  • Parents are starting to complain about the lack of consistent care

At Solve. we can help make your Recruitment and Selection challenges a thing of the past and strengthen your business with the introduction of up to the minute tools and techniques that will ensure you attract, select and retain the best in the business.

Employer Right to Work Checks

The voluntary Living Wage has increased 2.4% to £8.45 an hour across the UK.

The changes announced by the Living Wage Foundation this week affect around 3,000 Living Wage accredited employers. The rate applies to workers aged 18 and over.

The Living Wage is independently calculated each year to reflect what employees and their families actually need to meet their living costs. This is based on research by the Resolution Foundation.

In London, the rate has increased 3.7% to £9.75 meaning an increase of 35p per hour.

These rates are distinct from the National Living Wage, the legal minimum introduced in April 2016 for over 25’s which was set at £7.20 per hour.
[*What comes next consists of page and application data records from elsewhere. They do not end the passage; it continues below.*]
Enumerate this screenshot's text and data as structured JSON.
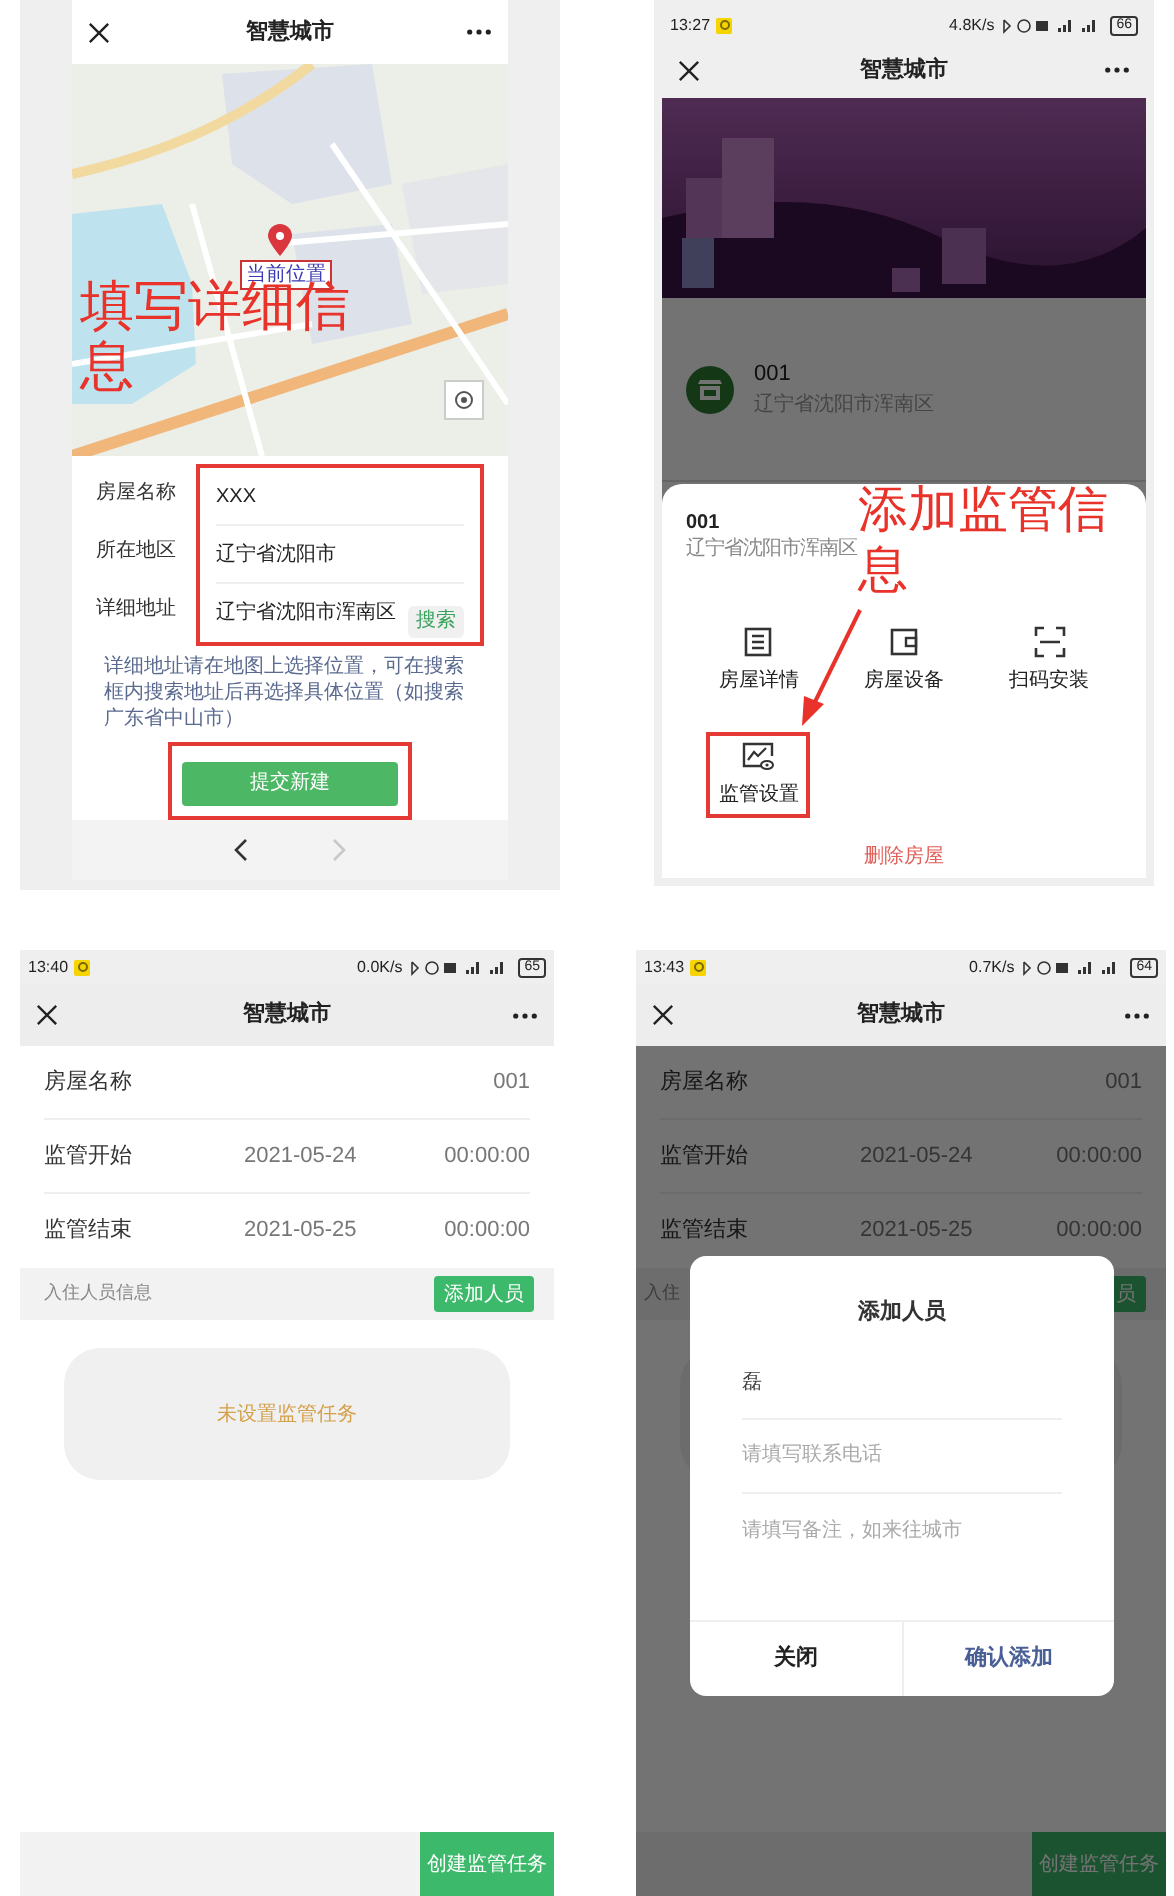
{
  "create_house": {
    "title": "智慧城市",
    "map": {
      "marker_label": "当前位置"
    },
    "annotation": "填写详细信息",
    "fields_highlighted": true,
    "fields": [
      {
        "label": "房屋名称",
        "value": "XXX"
      },
      {
        "label": "所在地区",
        "value": "辽宁省沈阳市"
      },
      {
        "label": "详细地址",
        "value": "辽宁省沈阳市浑南区",
        "action": "搜索"
      }
    ],
    "hint": "详细地址请在地图上选择位置，可在搜索框内搜索地址后再选择具体位置（如搜索广东省中山市）",
    "submit": {
      "label": "提交新建",
      "highlighted": true
    },
    "browser_nav": [
      {
        "kind": "back",
        "disabled": false
      },
      {
        "kind": "forward",
        "disabled": true
      }
    ]
  },
  "house_menu": {
    "status": {
      "time": "13:27",
      "speed": "4.8K/s",
      "battery": "66"
    },
    "title": "智慧城市",
    "house": {
      "name": "001",
      "address": "辽宁省沈阳市浑南区"
    },
    "sheet": {
      "name": "001",
      "address": "辽宁省沈阳市浑南区",
      "actions": [
        {
          "kind": "list",
          "label": "房屋详情",
          "highlighted": false
        },
        {
          "kind": "device",
          "label": "房屋设备",
          "highlighted": false
        },
        {
          "kind": "scan",
          "label": "扫码安装",
          "highlighted": false
        },
        {
          "kind": "monitor",
          "label": "监管设置",
          "highlighted": true
        }
      ],
      "delete": "删除房屋"
    },
    "annotation": "添加监管信息"
  },
  "supervision": {
    "status": {
      "time": "13:40",
      "speed": "0.0K/s",
      "battery": "65"
    },
    "title": "智慧城市",
    "rows": [
      {
        "label": "房屋名称",
        "value": "001"
      },
      {
        "label": "监管开始",
        "date": "2021-05-24",
        "time": "00:00:00"
      },
      {
        "label": "监管结束",
        "date": "2021-05-25",
        "time": "00:00:00"
      }
    ],
    "residents": {
      "label": "入住人员信息",
      "button": "添加人员"
    },
    "empty": "未设置监管任务",
    "create_button": "创建监管任务"
  },
  "add_person": {
    "status": {
      "time": "13:43",
      "speed": "0.7K/s",
      "battery": "64"
    },
    "title": "智慧城市",
    "rows": [
      {
        "label": "房屋名称",
        "value": "001"
      },
      {
        "label": "监管开始",
        "date": "2021-05-24",
        "time": "00:00:00"
      },
      {
        "label": "监管结束",
        "date": "2021-05-25",
        "time": "00:00:00"
      }
    ],
    "residents": {
      "label": "入住",
      "button": "员"
    },
    "create_button": "创建监管任务",
    "dialog": {
      "title": "添加人员",
      "fields": [
        {
          "value": "磊"
        },
        {
          "placeholder": "请填写联系电话"
        },
        {
          "placeholder": "请填写备注，如来往城市"
        }
      ],
      "buttons": [
        {
          "kind": "cancel",
          "label": "关闭"
        },
        {
          "kind": "confirm",
          "label": "确认添加"
        }
      ]
    }
  }
}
The changes come a day after a poll showed one in five workers (more than five million people), are being paid less than the Living Wage.

Employers including Ikea, Majestic Wine, National Express Bus and EDF Energy have signed up to the scheme and it has recently been announced that Everton Football Club, the British Library, MoreThan owner RSA Insurance, Curzon Cinemas and law firm DLA Piper International have now been accredited.

Katherine Chapman, director of the Living Wage Foundation, said: “It’s more important than ever for leading employers to join the growing movement of businesses and organisations that are going further than the Government minimum and making sure their employees earn enough to cover the cost of living.